## Work to complete
Go line by line through the records and tally those that include "JSON". Respond with the tally only.

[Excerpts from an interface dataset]
####

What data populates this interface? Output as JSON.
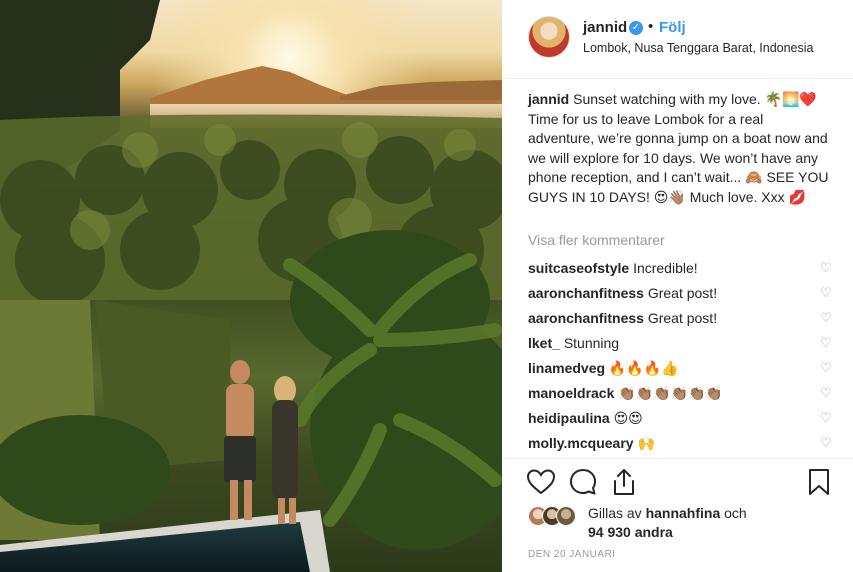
{
  "post": {
    "username": "jannid",
    "separator": "•",
    "follow_label": "Följ",
    "location": "Lombok, Nusa Tenggara Barat, Indonesia",
    "caption_user": "jannid",
    "caption_text": "Sunset watching with my love. 🌴🌅❤️ Time for us to leave Lombok for a real adventure, we’re gonna jump on a boat now and we will explore for 10 days. We won’t have any phone reception, and I can’t wait... 🙈 SEE YOU GUYS IN 10 DAYS! 😍👋🏽 Much love. Xxx 💋",
    "view_more_comments": "Visa fler kommentarer",
    "likes_prefix": "Gillas av",
    "likes_user": "hannahfina",
    "likes_suffix": "och",
    "likes_others": "94 930 andra",
    "date": "DEN 20 JANUARI"
  },
  "comments": [
    {
      "user": "suitcaseofstyle",
      "text": "Incredible!"
    },
    {
      "user": "aaronchanfitness",
      "text": "Great post!"
    },
    {
      "user": "aaronchanfitness",
      "text": "Great post!"
    },
    {
      "user": "lket_",
      "text": "Stunning"
    },
    {
      "user": "linamedveg",
      "text": "🔥🔥🔥👍"
    },
    {
      "user": "manoeldrack",
      "text": "👏🏽👏🏽👏🏽👏🏽👏🏽👏🏽"
    },
    {
      "user": "heidipaulina",
      "text": "😍😍"
    },
    {
      "user": "molly.mcqueary",
      "text": "🙌"
    }
  ],
  "icons": {
    "verified": "verified-badge-icon",
    "like": "heart-icon",
    "comment": "comment-icon",
    "share": "share-icon",
    "save": "bookmark-icon"
  },
  "colors": {
    "link": "#3897f0",
    "muted": "#999999",
    "text": "#262626"
  }
}
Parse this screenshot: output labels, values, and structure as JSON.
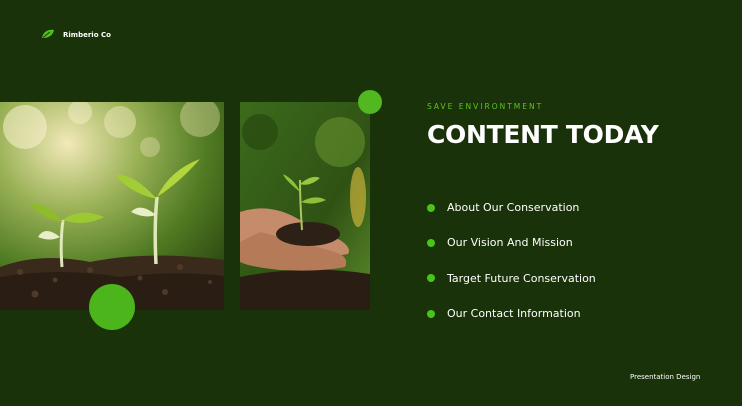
{
  "brand": {
    "name": "Rimberio Co",
    "icon": "leaf-icon"
  },
  "hero": {
    "eyebrow": "SAVE ENVIRONTMENT",
    "title": "CONTENT TODAY"
  },
  "agenda": {
    "items": [
      {
        "label": "About Our Conservation"
      },
      {
        "label": "Our Vision And Mission"
      },
      {
        "label": "Target Future Conservation"
      },
      {
        "label": "Our Contact Information"
      }
    ]
  },
  "footer": {
    "label": "Presentation Design"
  },
  "colors": {
    "background": "#1a3209",
    "accent": "#4cb51b",
    "eyebrow": "#5fc322",
    "text": "#ffffff"
  }
}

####

## Output
2